You may find <em>mei</em> mystifying

| Oct 20, 2013

You may find mei mystifying

by Mark Schreiber

It’s almost Halloween again, so before I set out my カボチャ提灯 (kabocha chōchin, jack-o’-lantern), I thought the time is right to take up the topic of 迷信 (meishin, superstition). The first character is 迷, meaning lost or puzzled, made by combining the phonetic 米 ...

| Sep 29, 2013

Good morning Miss Kita-Senju, konbanwa Japan

by Matthew Chozick

Perhaps there comes a day in many a man’s life when he squints and says to himself something like this: 「まずいなぁ、もう少し度の強いメガネがあったら良かった。この距離だと、あの方が女装している北野武さんなのか、ミス・インターナショナルなのか、分からないや」(“Mazui nā, mō sukoshi do no tsuyoi megane ga attara yokatta. Kono kyori da to, ano kata ga jyosō shiteiru Kitano Takeshi-san nanoka, Misu ...

Nadeshiko — adorable till they die

| Sep 15, 2013

Nadeshiko — adorable till they die

by Kaori Shoji

“France for food, Japan for wives.” That was basically the conclusion made by French journalist/novelist Pierre Loti, who dropped by our shores in 1885 and wrote a book about his stay called “Madame Chrysantheme.” Loti hadn’t exactly caught the Japan bug — he was ...

Smoking, now too uncool for school

| Sep 1, 2013

Smoking, now too uncool for school

by Minoru Matsutani

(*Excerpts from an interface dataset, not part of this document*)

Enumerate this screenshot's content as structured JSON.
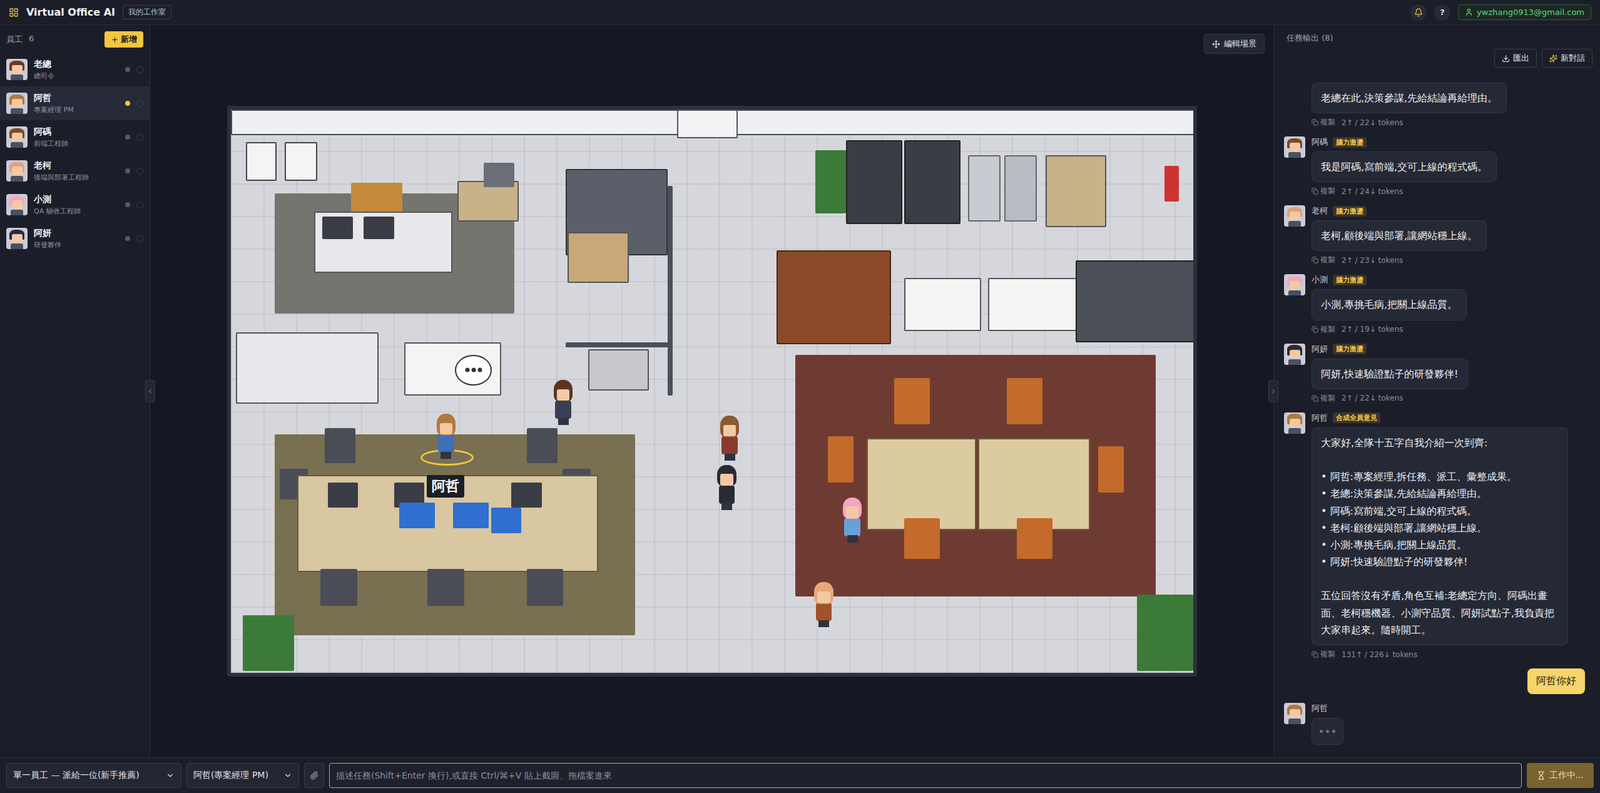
{
  "app": {
    "title": "Virtual Office AI",
    "workspace": "我的工作室"
  },
  "topbar": {
    "help": "?",
    "user": "ywzhang0913@gmail.com",
    "notify_on": true
  },
  "sidebar": {
    "title": "員工",
    "count": "6",
    "add_button": "新增",
    "items": [
      {
        "name": "老總",
        "role": "總司令",
        "selected": false,
        "busy": false
      },
      {
        "name": "阿哲",
        "role": "專案經理 PM",
        "selected": true,
        "busy": true
      },
      {
        "name": "阿碼",
        "role": "前端工程師",
        "selected": false,
        "busy": false
      },
      {
        "name": "老柯",
        "role": "後端與部署工程師",
        "selected": false,
        "busy": false
      },
      {
        "name": "小測",
        "role": "QA 驗收工程師",
        "selected": false,
        "busy": false
      },
      {
        "name": "阿妍",
        "role": "研發夥伴",
        "selected": false,
        "busy": false
      }
    ]
  },
  "scene": {
    "edit_button": "編輯場景",
    "selected_label": "阿哲"
  },
  "output": {
    "title": "任務輸出 (8)",
    "export_button": "匯出",
    "new_button": "新對話",
    "copy_label": "複製",
    "messages": [
      {
        "kind": "cut",
        "text": "老總在此,決策參謀,先給結論再給理由。",
        "tokens": "2↑ / 22↓ tokens"
      },
      {
        "kind": "agent",
        "name": "阿碼",
        "badge": "腦力激盪",
        "text": "我是阿碼,寫前端,交可上線的程式碼。",
        "tokens": "2↑ / 24↓ tokens"
      },
      {
        "kind": "agent",
        "name": "老柯",
        "badge": "腦力激盪",
        "text": "老柯,顧後端與部署,讓網站穩上線。",
        "tokens": "2↑ / 23↓ tokens"
      },
      {
        "kind": "agent",
        "name": "小測",
        "badge": "腦力激盪",
        "text": "小測,專挑毛病,把關上線品質。",
        "tokens": "2↑ / 19↓ tokens"
      },
      {
        "kind": "agent",
        "name": "阿妍",
        "badge": "腦力激盪",
        "text": "阿妍,快速驗證點子的研發夥伴!",
        "tokens": "2↑ / 22↓ tokens"
      },
      {
        "kind": "agent",
        "name": "阿哲",
        "badge": "合成全員意見",
        "text": "大家好,全隊十五字自我介紹一次到齊:\n\n• 阿哲:專案經理,拆任務、派工、彙整成果。\n• 老總:決策參謀,先給結論再給理由。\n• 阿碼:寫前端,交可上線的程式碼。\n• 老柯:顧後端與部署,讓網站穩上線。\n• 小測:專挑毛病,把關上線品質。\n• 阿妍:快速驗證點子的研發夥伴!\n\n五位回答沒有矛盾,角色互補:老總定方向、阿碼出畫面、老柯穩機器、小測守品質、阿妍試點子,我負責把大家串起來。隨時開工。",
        "tokens": "131↑ / 226↓ tokens"
      },
      {
        "kind": "user",
        "text": "阿哲你好"
      },
      {
        "kind": "typing",
        "name": "阿哲"
      }
    ]
  },
  "composer": {
    "mode": "單一員工 — 派給一位(新手推薦)",
    "assignee": "阿哲(專案經理 PM)",
    "placeholder": "描述任務(Shift+Enter 換行),或直接 Ctrl/⌘+V 貼上截圖、拖檔案進來",
    "send_button": "工作中...",
    "busy": true
  }
}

Kitsuen (喫煙, smoking) could become an obsolete habit in Japan in the near future, as youngsters apparently now consider smoking dasai (ダサい, uncool). A recent survey by the monkashō (文科省, an abbreviation of monbukagakushō, or the Ministry of Education, Culture, Sports, Science and Technology) ...

When does one's native language stop being native?

| Aug 25, 2013

When does one's native language stop being native?

by Mark Schreiber

A 71-year-old man in Gifu Prefecture made headlines recently when he attempted to initiate a lawsuit against broadcaster NHK. Through its excessive use of foreign derived words, the man claimed, NHK had caused him 精神的苦痛 (seishinteki kutsū, psychological pain). He demanded ¥1.41 million in ...

Hyper, mega, ultra: talking in superlatives

| Jul 28, 2013

Hyper, mega, ultra: talking in superlatives

by Peter Backhaus

One of the ultra-fascinating facets of Japanese is its super-large arsenal of intensifying prefixes that provide an otherwise neutral expression with some emphatic edge. The best-known (and least spectacular) of them is dai (大), which usually translates as “big.” When something went really well, ...

Summer brings out the creepy crawlies

| Jul 21, 2013

Summer brings out the creepy crawlies

by Matt Alt

Now that the tsuyu (梅雨, rainy season) has ended and the dreaded heat has descended upon the city, most of us have taken refuge indoors, camped out in front of the eakon (エアコン, air-conditioning) in a desperate attempt to wick away some of summer’s ...